In our report, we did not analyse the perioperative outcome in the same manner; therefore, we were not able to assess which variable could influence it. Nevertheless, all patients concluded the treatment with a single procedure. Furthermore we demonstrated that the prevalence of the intrauterine adhesions was correlated neither to the GnRH agonist therapy, nor to the number, the size, or the grading of myomas.
Unlike previous studies, we never resorted to "auto-cross-linked hyaluronic acid gel" (4) or "poly- ethylene oxide-sodium carboxymethylcellulose gel" (5), and, nevertheless, the adhesions rate we observed after cold loop hysteroscopic myomectomy was significantly lower than in series where medical devices have been used.

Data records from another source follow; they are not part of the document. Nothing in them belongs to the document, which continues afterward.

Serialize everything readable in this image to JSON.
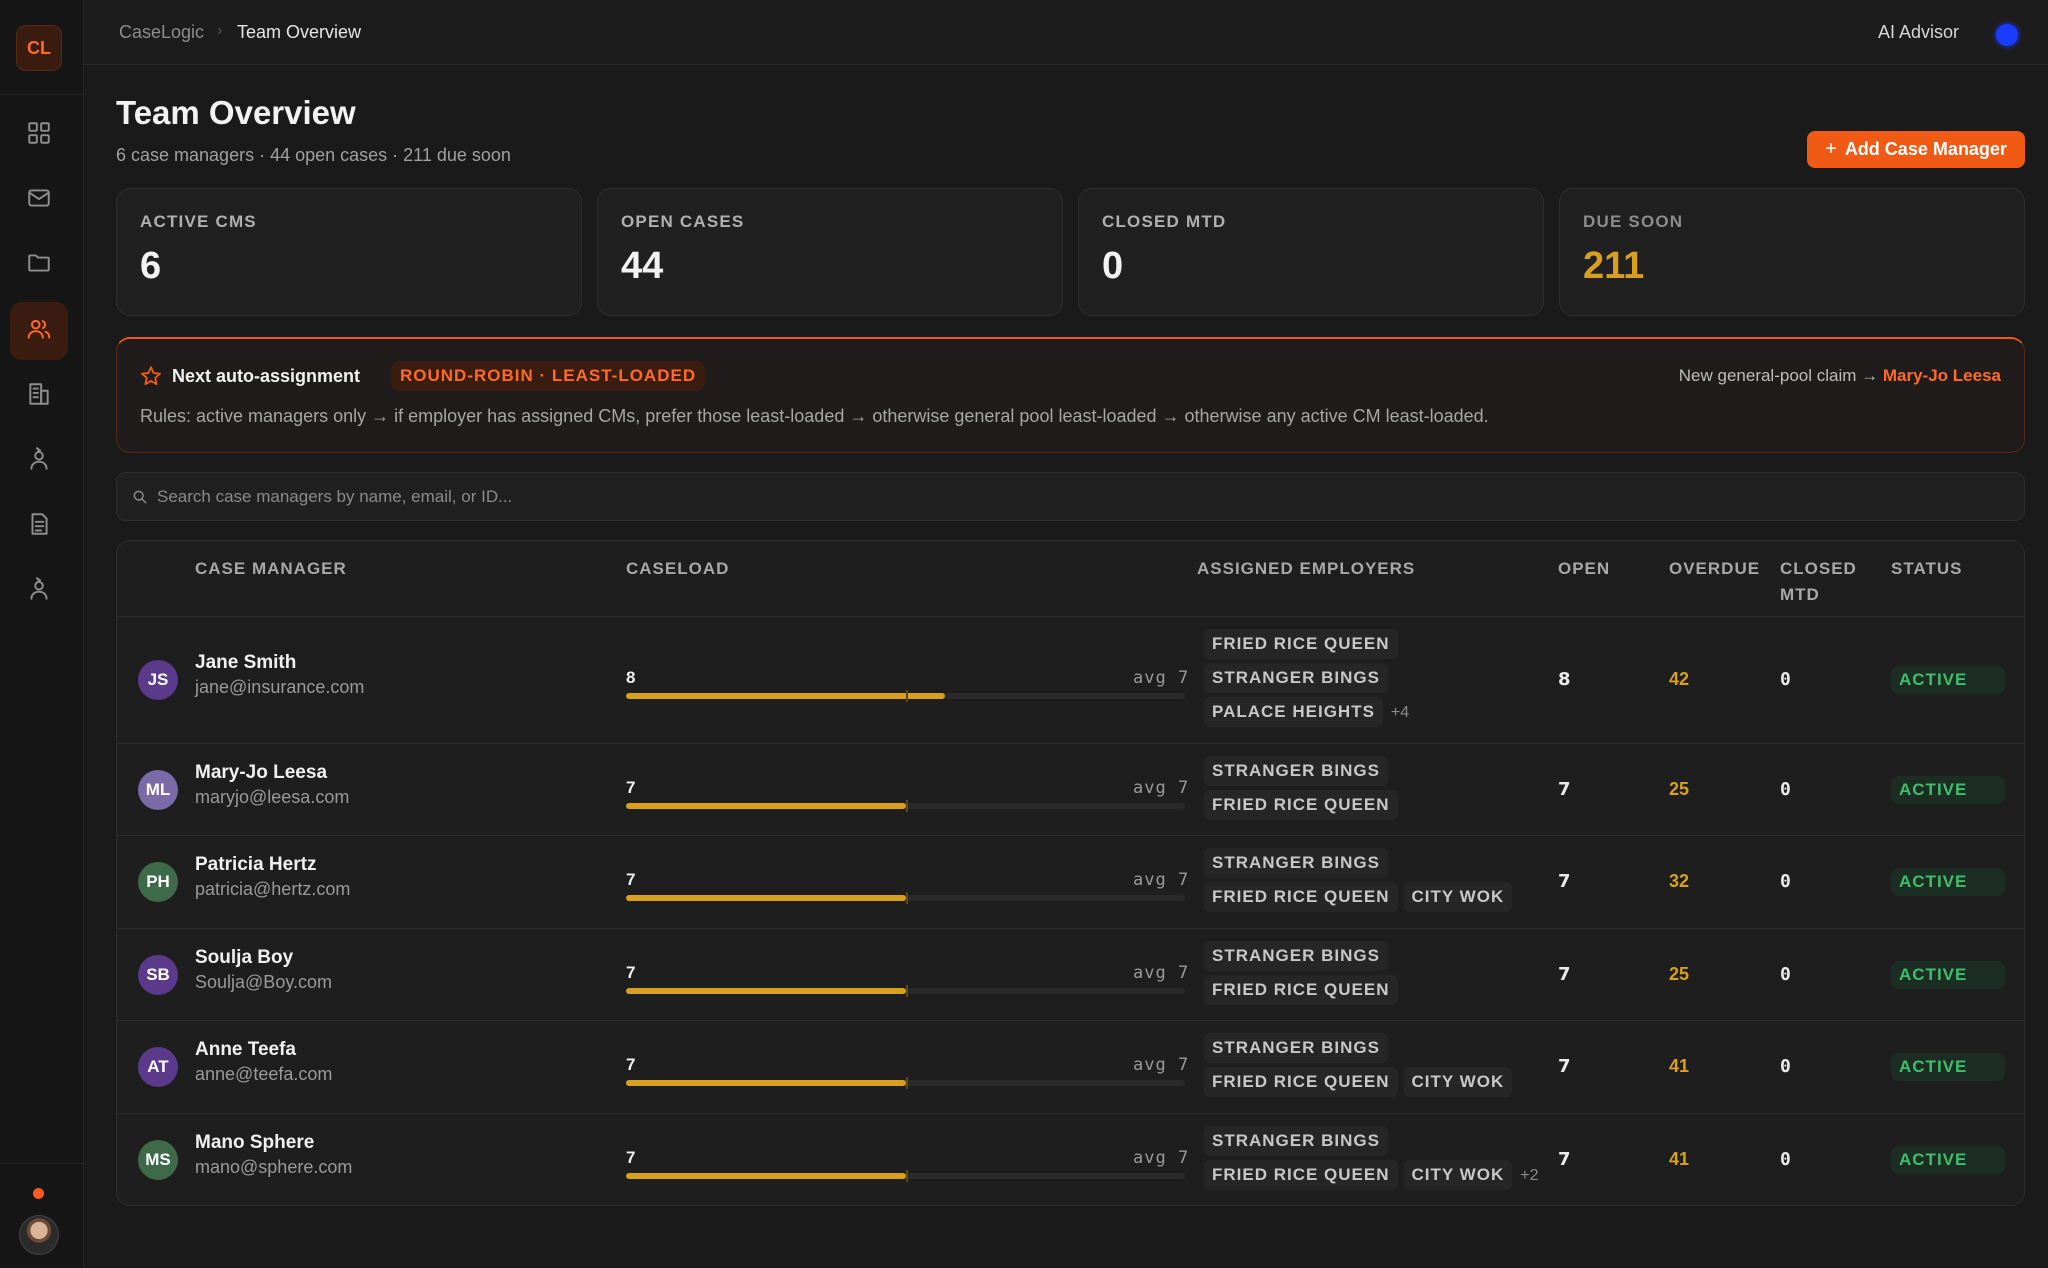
{
  "sidebar": {
    "logo": "CL",
    "nav": [
      {
        "icon": "grid-icon",
        "active": false
      },
      {
        "icon": "mail-icon",
        "active": false
      },
      {
        "icon": "folder-icon",
        "active": false
      },
      {
        "icon": "users-icon",
        "active": true
      },
      {
        "icon": "building-icon",
        "active": false
      },
      {
        "icon": "person-icon",
        "active": false
      },
      {
        "icon": "document-icon",
        "active": false
      },
      {
        "icon": "person-icon",
        "active": false
      }
    ]
  },
  "topbar": {
    "breadcrumb_root": "CaseLogic",
    "breadcrumb_sep": "›",
    "breadcrumb_current": "Team Overview",
    "ai_advisor": "AI Advisor"
  },
  "header": {
    "title": "Team Overview",
    "subtitle": "6 case managers · 44 open cases · 211 due soon",
    "add_button_plus": "+",
    "add_button_label": "Add Case Manager"
  },
  "stats": {
    "active_cms": {
      "label": "ACTIVE CMS",
      "value": "6"
    },
    "open_cases": {
      "label": "OPEN CASES",
      "value": "44"
    },
    "closed_mtd": {
      "label": "CLOSED MTD",
      "value": "0"
    },
    "due_soon": {
      "label": "DUE SOON",
      "value": "211",
      "color": "#d9a020"
    }
  },
  "banner": {
    "title": "Next auto-assignment",
    "badge": "ROUND-ROBIN · LEAST-LOADED",
    "right_prefix": "New general-pool claim →",
    "right_name": "Mary-Jo Leesa",
    "rules": "Rules: active managers only → if employer has assigned CMs, prefer those least-loaded → otherwise general pool least-loaded → otherwise any active CM least-loaded."
  },
  "search": {
    "placeholder": "Search case managers by name, email, or ID..."
  },
  "table": {
    "headers": {
      "case_manager": "CASE MANAGER",
      "caseload": "CASELOAD",
      "employers": "ASSIGNED EMPLOYERS",
      "open": "OPEN",
      "overdue": "OVERDUE",
      "closed_mtd_1": "CLOSED",
      "closed_mtd_2": "MTD",
      "status": "STATUS"
    },
    "rows": [
      {
        "initials": "JS",
        "avatar_color": "#5b3a8c",
        "name": "Jane Smith",
        "email": "jane@insurance.com",
        "caseload": 8,
        "caseload_label": "8",
        "avg_label": "avg 7",
        "employers_row1": [
          "FRIED RICE QUEEN"
        ],
        "employers_row2": [
          "STRANGER BINGS"
        ],
        "employers_row3": [
          "PALACE HEIGHTS"
        ],
        "more": "+4",
        "open": "8",
        "overdue": "42",
        "closed": "0",
        "status": "ACTIVE"
      },
      {
        "initials": "ML",
        "avatar_color": "#7a6aa8",
        "name": "Mary-Jo Leesa",
        "email": "maryjo@leesa.com",
        "caseload": 7,
        "caseload_label": "7",
        "avg_label": "avg 7",
        "employers_row1": [
          "STRANGER BINGS"
        ],
        "employers_row2": [
          "FRIED RICE QUEEN"
        ],
        "more": "",
        "open": "7",
        "overdue": "25",
        "closed": "0",
        "status": "ACTIVE"
      },
      {
        "initials": "PH",
        "avatar_color": "#3f6a4a",
        "name": "Patricia Hertz",
        "email": "patricia@hertz.com",
        "caseload": 7,
        "caseload_label": "7",
        "avg_label": "avg 7",
        "employers_row1": [
          "STRANGER BINGS"
        ],
        "employers_row2": [
          "FRIED RICE QUEEN",
          "CITY WOK"
        ],
        "more": "",
        "open": "7",
        "overdue": "32",
        "closed": "0",
        "status": "ACTIVE"
      },
      {
        "initials": "SB",
        "avatar_color": "#5b3a8c",
        "name": "Soulja Boy",
        "email": "Soulja@Boy.com",
        "caseload": 7,
        "caseload_label": "7",
        "avg_label": "avg 7",
        "employers_row1": [
          "STRANGER BINGS"
        ],
        "employers_row2": [
          "FRIED RICE QUEEN"
        ],
        "more": "",
        "open": "7",
        "overdue": "25",
        "closed": "0",
        "status": "ACTIVE"
      },
      {
        "initials": "AT",
        "avatar_color": "#5b3a8c",
        "name": "Anne Teefa",
        "email": "anne@teefa.com",
        "caseload": 7,
        "caseload_label": "7",
        "avg_label": "avg 7",
        "employers_row1": [
          "STRANGER BINGS"
        ],
        "employers_row2": [
          "FRIED RICE QUEEN",
          "CITY WOK"
        ],
        "more": "",
        "open": "7",
        "overdue": "41",
        "closed": "0",
        "status": "ACTIVE"
      },
      {
        "initials": "MS",
        "avatar_color": "#3f6a4a",
        "name": "Mano Sphere",
        "email": "mano@sphere.com",
        "caseload": 7,
        "caseload_label": "7",
        "avg_label": "avg 7",
        "employers_row1": [
          "STRANGER BINGS"
        ],
        "employers_row2": [
          "FRIED RICE QUEEN",
          "CITY WOK"
        ],
        "more": "+2",
        "open": "7",
        "overdue": "41",
        "closed": "0",
        "status": "ACTIVE"
      }
    ],
    "caseload_scale_max": 14,
    "caseload_avg": 7
  },
  "colors": {
    "accent": "#f05a14",
    "warning": "#d9a020",
    "success": "#3fbf6a",
    "ai_dot": "#1a3cff"
  }
}
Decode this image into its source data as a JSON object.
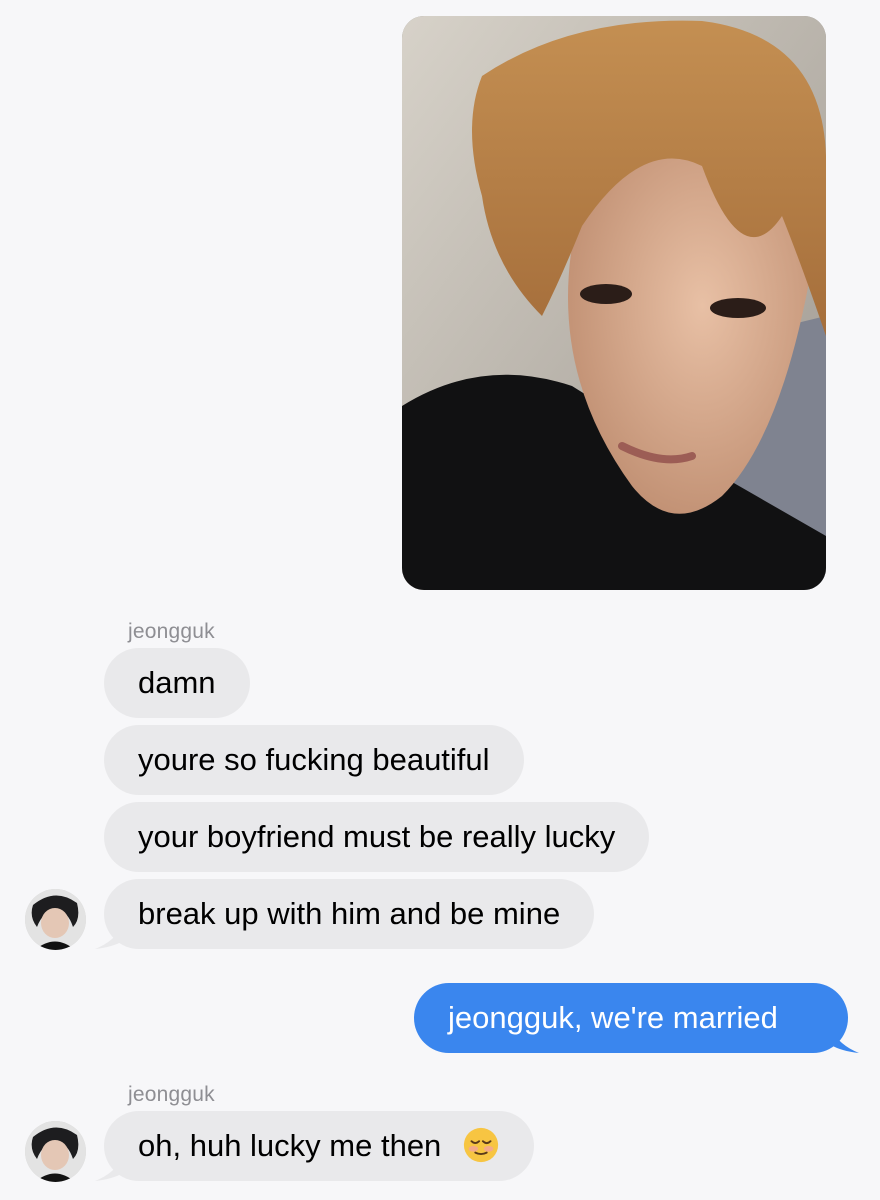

In conclusion, we believe that the technique itself, the cold loop resectoscopic myomectomy, is important to reduce the prevalence of intrauterine adhesions, and this is of notable importance for fertility patients.
Ivan Mazzon, M.D., Arbor Vitae Centre, Rome, Italy
Alessandro Favilli, M.D., Sandro Gerli, M.D, Department of Obstetrics and Gynecology, University of Perugia, Perugia, Italy
1. Mazzon I, Favilli A, Cocco P, Grasso M, Horvath S, Bini V, Di Renzo GC, Gerli S. Does cold loop hysteroscopic myomectomy reduce intrauterine adhesions? A retrospective study. Fertil Steril. 2014;101:294-8.
2. Leone FP, Calabrese S, Marciante C, Cetin I, Ferrazzi E. Feasibility and long-term efficacy of hysteroscopic myomectomy for myomas with intramural development by the use of non-electrical “cold” loops. Gynecol Surg (2012) 9:155–61.
3. Casadio P1, Youssef AM, Spagnolo E, Rizzo MA, Talamo MR, De Angelis D, Marra E, Ghi T, Savelli L, Farina A, Pelusi G, Mazzon I. Should the myometrial free margin still be considered a limiting factor for hysteroscopic resection of submucous fibroids? A possible answer to an old question. Fertil Steril. 2011;95:1764-8.e1.
4. Guida M, Acunzo G, Di Spiezio Sardo A, Bifulco G, Piccoli R, et al. Effective- ness of auto-crosslinked hyaluronic acid gel in the prevention of intrauterine adhesions after hysteroscopic surgery: a prospective, randomized, controlled study. Hum Reprod 2004;19:1461–4.
5. Di Spiezio Sardo A, Spinelli M, Bramante S, Scognamiglio M, Greco E, Guida M, et al. Efficacy of a polyethylene oxide-sodium carboxymethylcellu- lose gel in prevention of intrauterine adhesions after hysteroscopic surgery. J Minim Invasive Gynecol 2011;18:462–9.